Margaret & Clarence Bluhm were the original founders of the Foundation for Blind Children, along with several other families whose children were blind. In 1952, they began meeting for support and to advocate for their children. Margaret was the primary force in contacting agencies and individuals from around the country to help them learn the best strategies for educating their children, and in 1955, FBC was incorporated. Margaret’s inspiration was her daughter, Barbara, who was totally blind. However, Margaret became an advocate for everyone’s children who were blind or visually impaired. The first legislative action of this group took 2 years but allowed children who were blind to attend public schools for the first time in Arizona in 1957, far ahead of the required integration of all children in 1973. Margaret is credited in Foundations of Education, History and Theory of Teaching and Youths With Visual Impairment as being a pioneer in establishing early education services and obtaining state-supported and state and federally funded services for blind and visually impaired children in Arizona.

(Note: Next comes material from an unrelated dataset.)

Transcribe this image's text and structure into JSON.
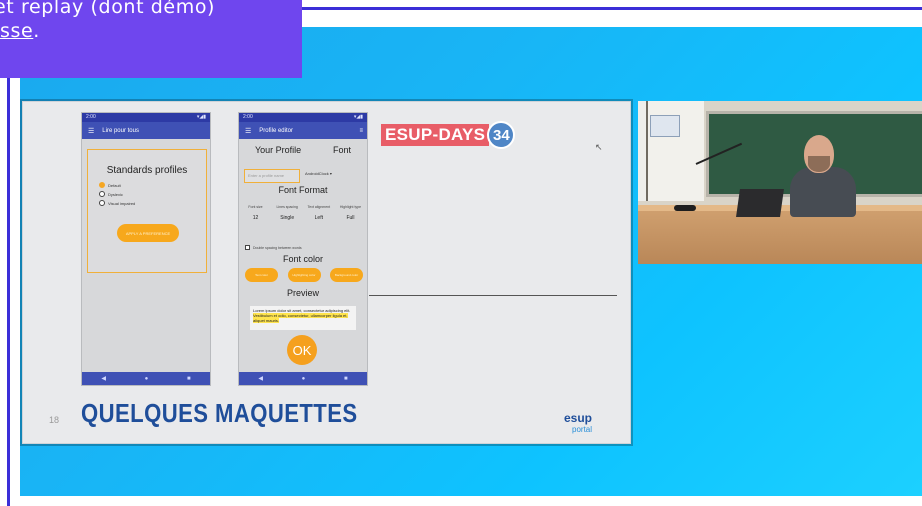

Margaret could best be described as a unifier! She collaborated and strategized with her friend and compatriot, Frank Kells (then director of PCB/ACBVI and recipient of the AZ AER Worker of the Year Award 1972), others parents of blind children, local state and private agencies, local chapters of consumer groups and professional organizations who served individuals with blindness and visual impairment to advocate for and create family-friendly services for children at the local level in the Phoenix area. These included ACBVI (then known as Phoenix Center for the Blind), State Services for the Blind and Visually Impaired (SRBVI under RSA/Rehabilitation Services Administration), the Arizona State Schools for the Deaf and the Blind, AER (then known as AAWB/AEVH), the National Federation of the Blind (NFB), and the Arizona Council for the Blind (ACB). The cooperative work of all those groups preserved specialized services for people with visual impairments during the first round of attempts to generalize all services. In the early 1970’s as the first director of FBC, Margaret pushed for more state funded services for those graduating from high school. Many of us throughout Arizona consider Margaret to be not only a sterling role model, but also our personal friend and professional mentor.
Margaret died tragically in January 1989, the victim of a home invasion. Her husband, Clarence, and her daughter, Barbara, were also victims of this sad and tragic occurrence. In November 1989, the Arizona AER board voted to commemorate Margaret’s legacy by renaming the Arizona AER Worker of the Year Award to the Margaret Bluhm Arizona AER Worker of the Year Award. Unanimously approved, the award was renamed and is awarded annually to an outstanding service provider in our field, thus honoring and remembering this inspiring and much loved friend and pioneer in our field.